The U.S. has approved sending another $1 billion in weapons aid to Ukraine, the largest such package to date, to include additional ammunition for High Mobility Artillery Rocket System (HIMARS) launchers and 155mm artillery systems as well as 1,000 more Javelin missiles.
While the latest deal doesn’t include delivery of more rocket launchers or howitzers, Colin Kahl, under secretary of defense for policy, said the package is intended to ensure Ukraine has a steady supply of the ammunition needed for those capabilities utilized on the battlefield against Russia.
“These are all critical capabilities to help the Ukrainians repel the Russian offensive in the East and also to address evolving developments in the South and elsewhere,” Kahl said during a press briefing. “[HIMARS] are not systems that we assess you need in the hundreds to have the types of effects [you want]. These are precision-guided systems for very particular types of targets and the Ukrainians are using them as such.”

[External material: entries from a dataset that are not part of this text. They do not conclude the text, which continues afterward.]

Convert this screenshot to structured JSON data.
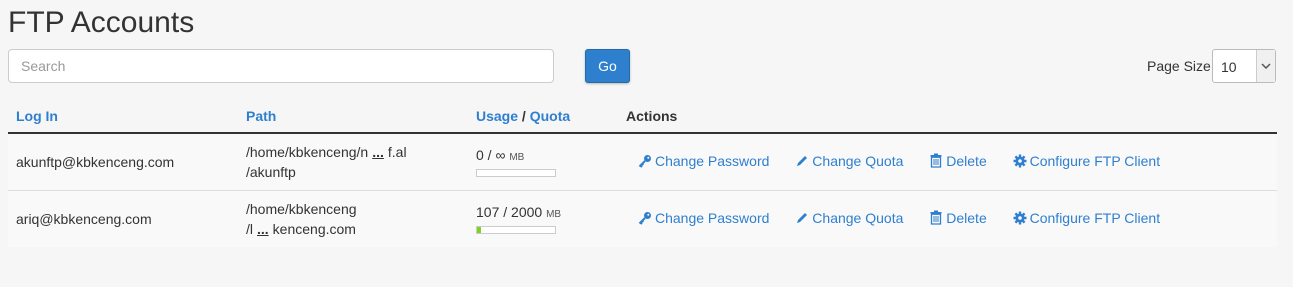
{
  "page": {
    "title": "FTP Accounts"
  },
  "search": {
    "placeholder": "Search",
    "go_label": "Go"
  },
  "page_size": {
    "label": "Page Size",
    "value": "10"
  },
  "table": {
    "headers": {
      "login": "Log In",
      "path": "Path",
      "usage": "Usage",
      "separator": "/",
      "quota": "Quota",
      "actions": "Actions"
    },
    "rows": [
      {
        "login": "akunftp@kbkenceng.com",
        "path_line1_start": "/home/kbkenceng/n",
        "path_ellipsis": "...",
        "path_line1_end": "f.al",
        "path_line2": "/akunftp",
        "usage": "0 / ∞",
        "unit": "MB",
        "usage_fraction": 0
      },
      {
        "login": "ariq@kbkenceng.com",
        "path_line1_start": "/home/kbkenceng",
        "path_ellipsis": "",
        "path_line1_end": "",
        "path_line2_start": "/l",
        "path_line2_ellipsis": "...",
        "path_line2_end": "kenceng.com",
        "usage": "107 / 2000",
        "unit": "MB",
        "usage_fraction": 0.0535
      }
    ],
    "actions": {
      "change_password": "Change Password",
      "change_quota": "Change Quota",
      "delete": "Delete",
      "configure": "Configure FTP Client"
    }
  },
  "colors": {
    "accent": "#2f7fcf",
    "usage_bar": "#7ed321"
  }
}
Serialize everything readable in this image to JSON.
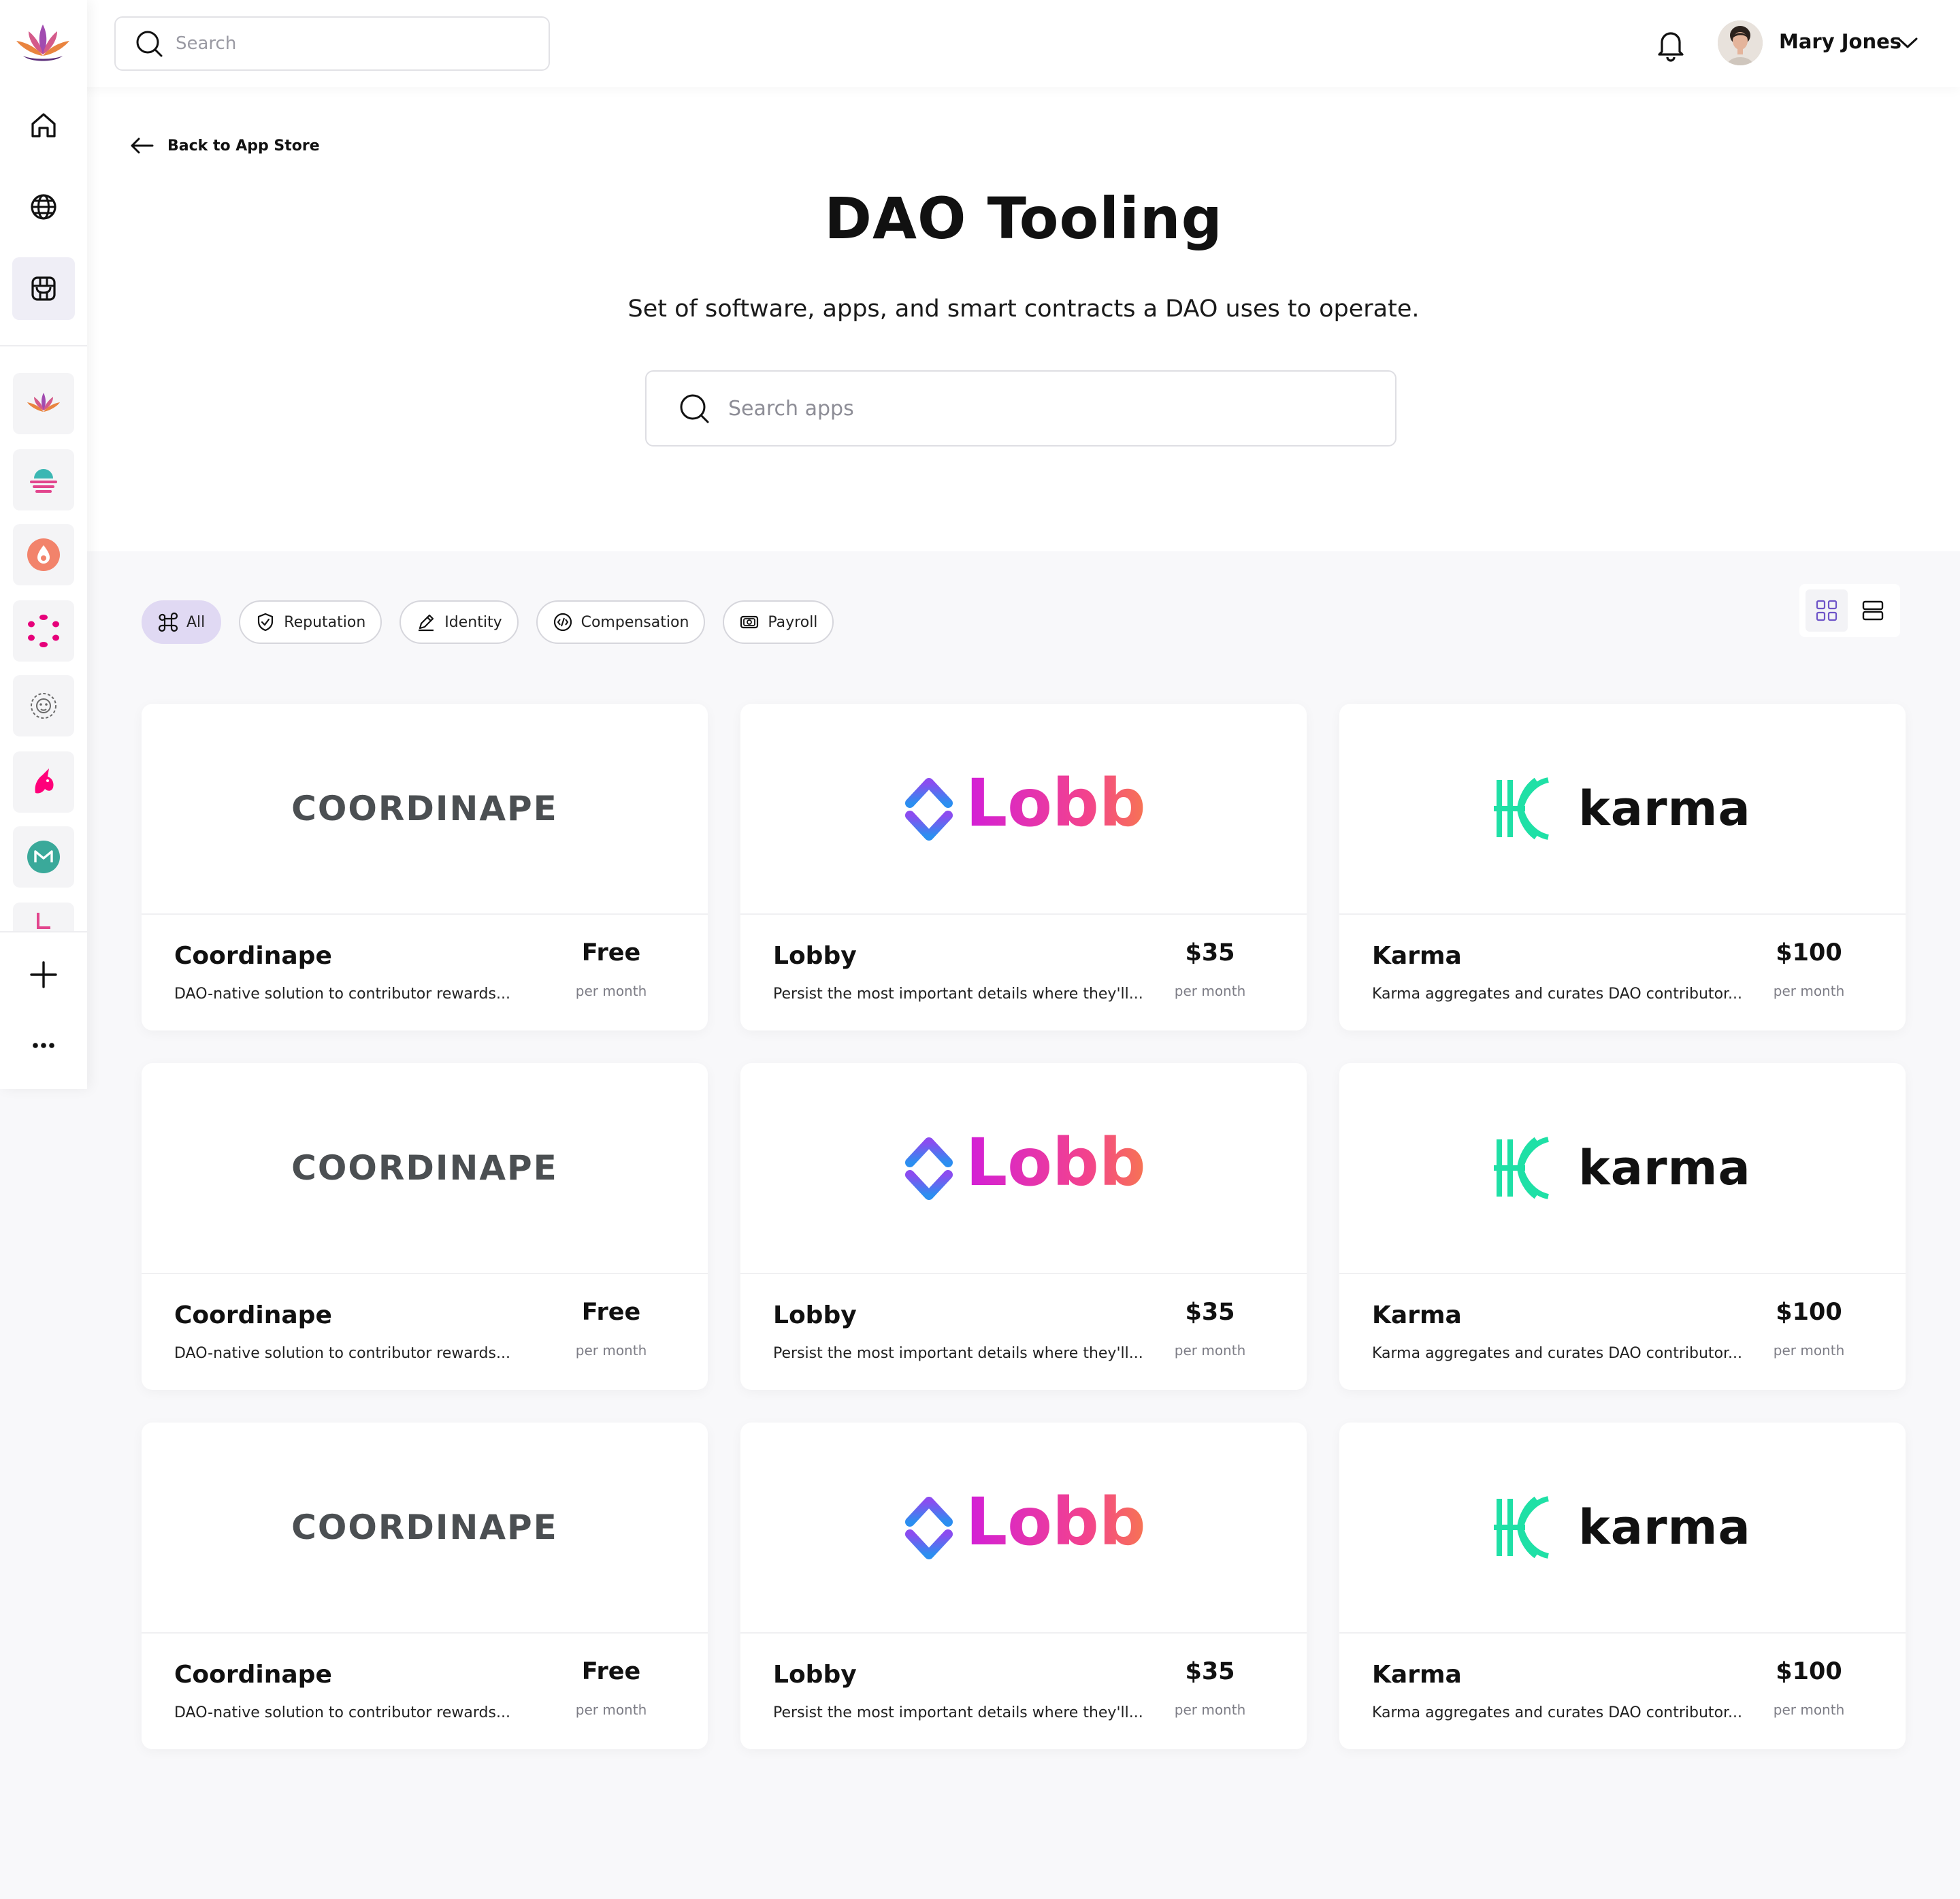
{
  "header": {
    "search_placeholder": "Search",
    "user_name": "Mary Jones"
  },
  "sidebar": {
    "nav": [
      "home-icon",
      "globe-icon",
      "app-store-icon"
    ],
    "apps": [
      "lotus-app-icon",
      "sunset-app-icon",
      "drop-app-icon",
      "ring-app-icon",
      "lion-app-icon",
      "unicorn-app-icon",
      "m-app-icon",
      "l-app-icon"
    ],
    "bottom": [
      "plus-icon",
      "more-icon"
    ]
  },
  "main": {
    "back_label": "Back to App Store",
    "title": "DAO Tooling",
    "subtitle": "Set of software, apps, and smart contracts a DAO uses to operate.",
    "search_placeholder": "Search apps"
  },
  "filters": [
    {
      "label": "All",
      "icon": "command-icon",
      "active": true
    },
    {
      "label": "Reputation",
      "icon": "shield-check-icon",
      "active": false
    },
    {
      "label": "Identity",
      "icon": "pen-icon",
      "active": false
    },
    {
      "label": "Compensation",
      "icon": "coin-icon",
      "active": false
    },
    {
      "label": "Payroll",
      "icon": "banknote-icon",
      "active": false
    }
  ],
  "view_toggle": {
    "selected": "grid",
    "options": [
      "grid-icon",
      "list-icon"
    ]
  },
  "brand": {
    "purple": "#e0d9f3",
    "karma_green": "#1fe0a6",
    "coordinape_gray": "#4b4f52"
  },
  "logo_text": {
    "coordinape": "COORDINAPE",
    "lobby": "Lobby",
    "karma": "karma"
  },
  "cards": [
    {
      "logo": "coordinape",
      "name": "Coordinape",
      "desc": "DAO-native solution to contributor rewards...",
      "price": "Free",
      "period": "per month"
    },
    {
      "logo": "lobby",
      "name": "Lobby",
      "desc": "Persist the most important details where they'll...",
      "price": "$35",
      "period": "per month"
    },
    {
      "logo": "karma",
      "name": "Karma",
      "desc": "Karma aggregates and curates DAO contributor...",
      "price": "$100",
      "period": "per month"
    },
    {
      "logo": "coordinape",
      "name": "Coordinape",
      "desc": "DAO-native solution to contributor rewards...",
      "price": "Free",
      "period": "per month"
    },
    {
      "logo": "lobby",
      "name": "Lobby",
      "desc": "Persist the most important details where they'll...",
      "price": "$35",
      "period": "per month"
    },
    {
      "logo": "karma",
      "name": "Karma",
      "desc": "Karma aggregates and curates DAO contributor...",
      "price": "$100",
      "period": "per month"
    },
    {
      "logo": "coordinape",
      "name": "Coordinape",
      "desc": "DAO-native solution to contributor rewards...",
      "price": "Free",
      "period": "per month"
    },
    {
      "logo": "lobby",
      "name": "Lobby",
      "desc": "Persist the most important details where they'll...",
      "price": "$35",
      "period": "per month"
    },
    {
      "logo": "karma",
      "name": "Karma",
      "desc": "Karma aggregates and curates DAO contributor...",
      "price": "$100",
      "period": "per month"
    }
  ]
}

The new package, which is the 18th drawdown of equipment from DoD inventories, also includes 20 120mm mortar systems and 20,000 rounds of 120mm mortar ammunition, munitions for NASAMS air defense systems, hundreds of AT-4 anti-armor systems, 50 armored medical treatment vehicles, Claymore anti-personnel munitions, C-4 explosives and demolition equipment.
Ukrainian Defense Minister Oleksii Reznikov said recently Ukraine likely needs around 50 long-range rocket systems, such as HIMARS and M270 MLRS launchers, to “effectively hold back” Russia and at least 100 such systems “for an effective counter-offensive” (Defense Daily, July 19).
Kahl noted the U.S. has delivered 16 Lockheed Martin [LMT]-built HIMARS to date, which he said have had a “profound effect” on the fight, and added the U.K. has provided three M270 MLRS while Germany is also committed to providing three of the launchers as well.
“[HIMAR and GMLRS rockets] are kind of the equivalent of an airstrike, frankly, a precision-guided airstrike. These are GPS-guided munitions. They’ve been very effective in hitting things that previously the Ukrainians had difficult hitting reliably, [like] command and control nodes, sustainment and logistics hubs, key radar systems and other things. What it’s done is it’s made it more difficult for the Russians to move forces around the battlefield,” Kahl said.
Kahl declined to specify the specific number of GMLRS munitions, also built by Lockheed Martin, being provided for the HIMARS launchers.
“We don’t want to tip off the Russians to every last detail,” Kahl said.
Kahl also addressed recent comments about the potential for the U.S. to provide fighter aircraft to Ukraine, reiterating that it’s not likely something to come together in the near-term but that it’s “not inconceivable” in the future.
“We need to get them capabilities that deliver on the timeframe that’s relevant to them. So we’re focused on these types of capabilities, not something that might deliver in a year, two years, three years, etc.,” Kahl said. “There is work being done here at the Pentagon and elsewhere in Europe and EUCOM to help work with Ukrainians to identify their medium to long-term requirements. Think of things that aren’t measured in days and weeks but measured in months and a handful of years, and I think [within that] there are real questions about what would be most useful in terms of assisting the Ukrainian Air Force and improving its capabilities. It’s not inconceivable that down the road Western aircraft could be part of the mix on that. But the final analysis has not been done.”
John Kirby, spokesman for the National Security Council, confirmed to reporters last month the White House and Pentagon are exploring the potential for providing Ukraine with U.S.-built fighter aircraft, while echoing Kahl that no such plan is likely to happen soon (Defense Daily, July 22).
“DoD is making some preliminary explorations into the feasibility of potentially providing fighter aircraft to the Ukrainians. But it’s not going to be something that they’re going to be able to execute immediately or even in the short-term because integrating and operating any kind of aircraft, especially advanced fighter aircraft with complex sensors and systems, that’s a difficult endeavor,” Kirby said at the time.
Kirby’s comments followed remarks from senior Air Force leaders, including Secretary Frank Kendall, that the U.S. may be open to providing older platforms, including A-10 close air support planes.
Kahl, on Monday, also provided the Pentagon’s assessment that Russia is running low on certain munitions and that international export controls placed on Moscow may make it difficult to replenish its stockpiles of those weapons.
“Certainly, the Russians are expending a lot of munitions. I think our assessment is that they’ve attrited a significant percentage of their precision-guided munitions and their stand-off munitions, so think air-launched cruise missiles, sea-launched cruise missiles, things like that. And I think we’ve actually seen a reduction in how often they’re using those because they’re running low,” Kahl said. “My sense is [Russia] has a lot of dumb artillery rounds and other munitions like that. I don’t think we have any assessment they’re reaching some inflection point where they’re about to run out of that.”
With the latest $1 billion to aid Ukraine with additional weapons, the U.S. has now committed $9.8 billion in security assistance to Kyiv since the beginning of the Biden administration, to include $9.1 billion since the beginning of Russia’s invasion in February.